Mamaws hands grab up the dough and spoon it down. Grease flicker. Her hands wipe the splatter off her forearms with a plaid kitchen towel. Her hands pull the towel open to wrap my belly, wet from the sprinklers. Her hands shimmy the towel down the sides of my legs.

I write from where the sun fries the sides of my feet as they slip off my flip-flops and brush the hot metal footrests of Dad’s Harley. Dad lifts me onto the back of his bike saying Grab on tight, and I curl my toes around the top of my flip-flops to hold them down harder. He locks a too-big helmet over my head and sits behind me, one arm around my belly, the other directing his bike across the back way, the dirt roads, to the river.

Dad parks his bike, lifts me off, pulls my t-shirt over my head, and rubs sunblock on my belly and arms. There’s a cottonmouth, he tells me while he smears a thumbfull of white cream across my forehead. I stand still, moving only my eyes to watch the snake head weaving a dent across the river a few feet away.

I write from Dad’s pontoon boat, my hand reaching down to touch the slippery back of a manatee rising up from the river, and what does the manatee do when a cottonmouth streams past it? Do cottonmouths even bite the slow grey creatures, or do they save their angry venom for humans alone, for strangers dipping into their liquid worlds?

I write from the bog sweat on our bellies and necks when Ryan and I chase each other from flowerbed to flowerbed in Mamaw’s backyard. When I step on the wrong little hill, fire ants swarm my ankle. They scatter up my leg biting little burns until I fall in the monkey grass, rolling and hollering while Ryan grabs the hose and Mamaw and Dad holler back, Get out of the monkey grass! There’s snakes you’ll get bit!

I write from the bite.

I write from the burn.

I write from the fireflies’ limp little bodies dumped out of my jar after just one night of light.

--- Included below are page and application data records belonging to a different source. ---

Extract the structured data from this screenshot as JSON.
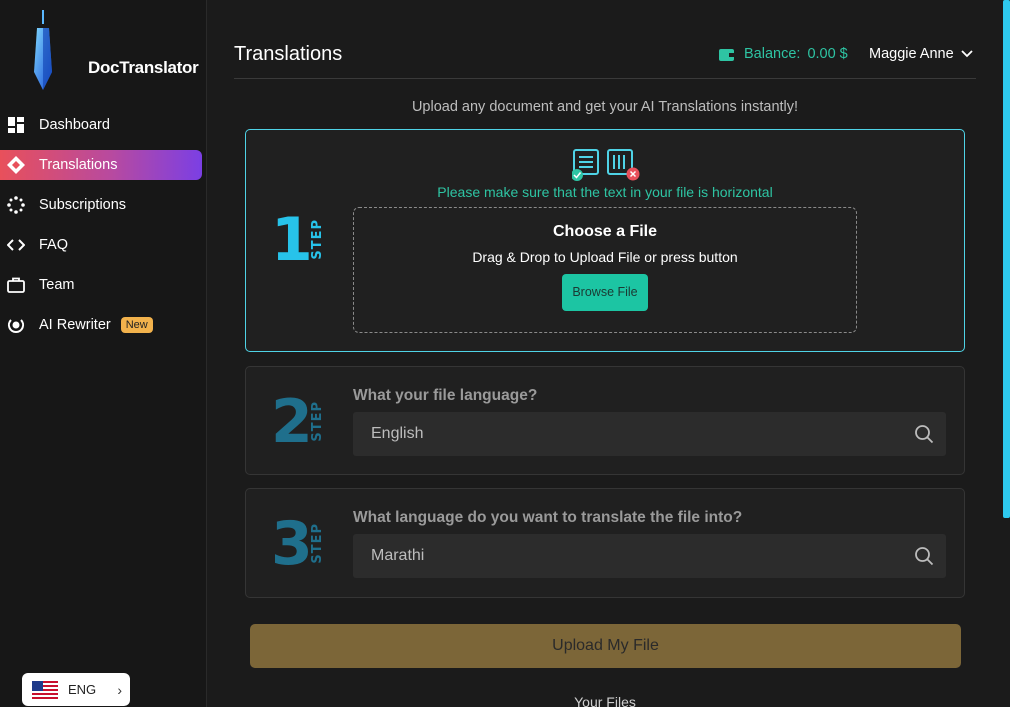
{
  "app": {
    "name": "DocTranslator"
  },
  "sidebar": {
    "items": [
      {
        "label": "Dashboard",
        "icon": "dashboard-icon",
        "active": false
      },
      {
        "label": "Translations",
        "icon": "translate-icon",
        "active": true
      },
      {
        "label": "Subscriptions",
        "icon": "sparkle-icon",
        "active": false
      },
      {
        "label": "FAQ",
        "icon": "code-brackets-icon",
        "active": false
      },
      {
        "label": "Team",
        "icon": "briefcase-icon",
        "active": false
      },
      {
        "label": "AI Rewriter",
        "icon": "rewriter-icon",
        "active": false,
        "badge": "New"
      }
    ],
    "language": {
      "label": "ENG",
      "flag": "us-flag-icon"
    }
  },
  "header": {
    "title": "Translations",
    "balance_label": "Balance:",
    "balance_value": "0.00 $",
    "user_name": "Maggie Anne"
  },
  "intro": "Upload any document and get your AI Translations instantly!",
  "steps": [
    {
      "number": "1",
      "step_word": "STEP",
      "note": "Please make sure that the text in your file is horizontal",
      "dropzone_title": "Choose a File",
      "dropzone_sub": "Drag & Drop to Upload File or press button",
      "browse_label": "Browse File"
    },
    {
      "number": "2",
      "step_word": "STEP",
      "question": "What your file language?",
      "value": "English"
    },
    {
      "number": "3",
      "step_word": "STEP",
      "question": "What language do you want to translate the file into?",
      "value": "Marathi"
    }
  ],
  "upload_label": "Upload My File",
  "your_files_label": "Your Files",
  "colors": {
    "accent_teal": "#2ec4a3",
    "step_active": "#27c3ea",
    "step_inactive": "#1f6f8c",
    "upload_button": "#7c6638",
    "nav_active_gradient": [
      "#e8505b",
      "#7b3fe4"
    ]
  }
}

I write from the house fires I’m always watching, the videos Dad plays for the couples who folded their names into the WIN A FREE STEAK DINNER! box at the Winn-Dixie. Videos of burnt kids and burning curtains and families crawling out under tongues of black smoke. Families standing in their front yards, watching their burning houses. Dad standing in front of the couples, spreading out his fire alarms, smoke detectors, and solid wood fire bats.

I write from the house fire that sends bends of smoke down our street when the little green house on the corner turns black then grey then dissolves altogether and floats across our front porch. Small specks of white.

I write from the mouth of the yard. On my back, sinking down, mud deep. Watching squirrels shoot up Mamaw’s pear tree to fight over the acorns they saved from Daddy’s lawnmower.  Our trash, their food.

I write from the pears half smashed and rotten and sinking into the mud right beside me. Mamaw’s hands when she picks the ripe pears off the bottom branches to keep them from rotting. She fills her apron with them, brings them into the sunroom, drops them into a basket for later.

I write from the first bite through pear skin, that first earthy sweet.

I write from that burning body. Four years old or seven years old or ten years old. Crawling out from under a fire. Crawling through mud and dry grass. Snacking on pickle plants. Smacking away palmetto bugs. Pushing fingers down past the hot top layer of wet sand, past the cool dark mud, down to the red clay, finding something to build with.

Asha Dore is a writer and artist living in the Pacific Northwest. Her writing has recently appeared in Hobart, Word Riot, Volume 1 Brooklyn, and elsewhere. More from this author →